For all these reasons, I can't wait for the shootout at the UFO Corral.  Harrison Ford and Daniel Craig aren't bad reasons either.

What appeals to you about westerns and/scifi movies? Do you like mash ups? Why or why not?


Sunday, January 9, 2011

The Words We Choose

I have been in a writing slump. Hospitals, holidays and lack of inspiration made my brain a blank and my fingers too lazy to type. But I am back at it because of this weekend's horrible events in Arizona. The shooting of Gabrielle Giffords and others, the death of a nine year old girl born on 9/11, the sheriff's comments about "political vitriol in the media" not only made my fingers itch and my brain fill but made my heart sore. Writing is the only way I know to reduce the pain. Words have a lot of power both for good and for ill.

In reading the many articles and opinion pieces in the aftermath of Saturday's shooting, I discovered Gabrielle Giffords, in her political life, was attacked by those on the left as well as those on the right.  Certain personalities on the right put her in "crosshairs of [their] target map." But liberals also declared her "dead to them" when she voted against the Obama health care plan and later voted against Pelosi as minority leader. Numerous media outlets and "opinionators" are blaming specific people for the shooting. Still others are blaming the media in general. What are they concerned about?  The words flowing in our political water sources and poisoning our own groundwater tables, reservoirs and wells.

It doesn't take much to incite violence in those who are dealing with mental illness or anger issues predisposing them to be violent themselves. With the MD mailbombs, it was something as simple as "see something, say something" and a reaction to that statement.  So words of violence can be expected to cause even more harm.

Words can harm but they also can heal.  Jesus used words of hope and love to make an impact, sharp at times, but not threatening. A man who died a violent end, he lived a life of peace. An example to all, his words still survive to give us guidance. But for those who have put pen to paper or spoken out through time, it can be more of a challenge to get the words right. 

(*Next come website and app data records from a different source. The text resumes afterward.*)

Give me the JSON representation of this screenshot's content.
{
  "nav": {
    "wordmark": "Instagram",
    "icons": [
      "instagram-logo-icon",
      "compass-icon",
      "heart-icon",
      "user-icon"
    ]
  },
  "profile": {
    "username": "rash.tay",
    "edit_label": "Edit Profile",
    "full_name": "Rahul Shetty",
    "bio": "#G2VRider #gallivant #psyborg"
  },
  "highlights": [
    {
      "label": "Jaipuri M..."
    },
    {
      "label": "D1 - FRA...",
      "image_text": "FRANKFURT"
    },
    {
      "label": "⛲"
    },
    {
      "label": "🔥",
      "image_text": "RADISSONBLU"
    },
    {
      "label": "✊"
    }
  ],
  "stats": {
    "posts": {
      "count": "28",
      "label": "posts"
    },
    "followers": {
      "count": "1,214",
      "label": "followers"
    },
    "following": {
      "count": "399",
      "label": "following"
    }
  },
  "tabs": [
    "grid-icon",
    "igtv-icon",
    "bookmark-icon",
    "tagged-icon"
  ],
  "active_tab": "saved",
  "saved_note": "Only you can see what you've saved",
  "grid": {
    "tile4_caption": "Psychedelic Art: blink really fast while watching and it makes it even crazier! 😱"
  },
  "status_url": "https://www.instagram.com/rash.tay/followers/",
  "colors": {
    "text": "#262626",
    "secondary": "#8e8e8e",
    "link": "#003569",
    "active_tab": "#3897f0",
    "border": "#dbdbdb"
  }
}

Nathaniel Hawthorne wrote, "so innocent and powerless as they are, as standing in a dictionary, how potent for good and evil they become in the hands of one who knows how to combine them." I would like to focus on the good. Words can  inspire us to reach toward God, reach toward a higher purpose in our lives.  Those words can be found in fiction and non-fiction, books and newspapers, blogs and tweets. What responsibility we have as writers or simply those voicing our opinions to carefully choose the words we use, the lessons we teach.

What lessons do I hope will be taken from this tragedy?  Strong words should be allowed in political and personal discourse. More than just allowed, they are a right. But strong words don't have to be violent words. More importantly, where are the positive words in our lives? How much do we use positive words to inspire and move us forward? Will the speeches of Congress be spoken in a more positive manner after this event?  I hope so. They have already cancelled any votes this coming week out of respect for the situation and have time to reflect. But will we think about the influence we have with our words in our writing and speaking?  Will we set forth good examples and be more positive about those we disagree with or, at least, less prone to use words of hyperbole and caricature? I hope so. I know I am going to watch the "words of my mouth and the meditations of my heart" and hopefully, with God's help, choose wisely.

What words are the most powerful and positive for you? What writers have inspired you in a positive manner? How can you be more positive in your speech and thought?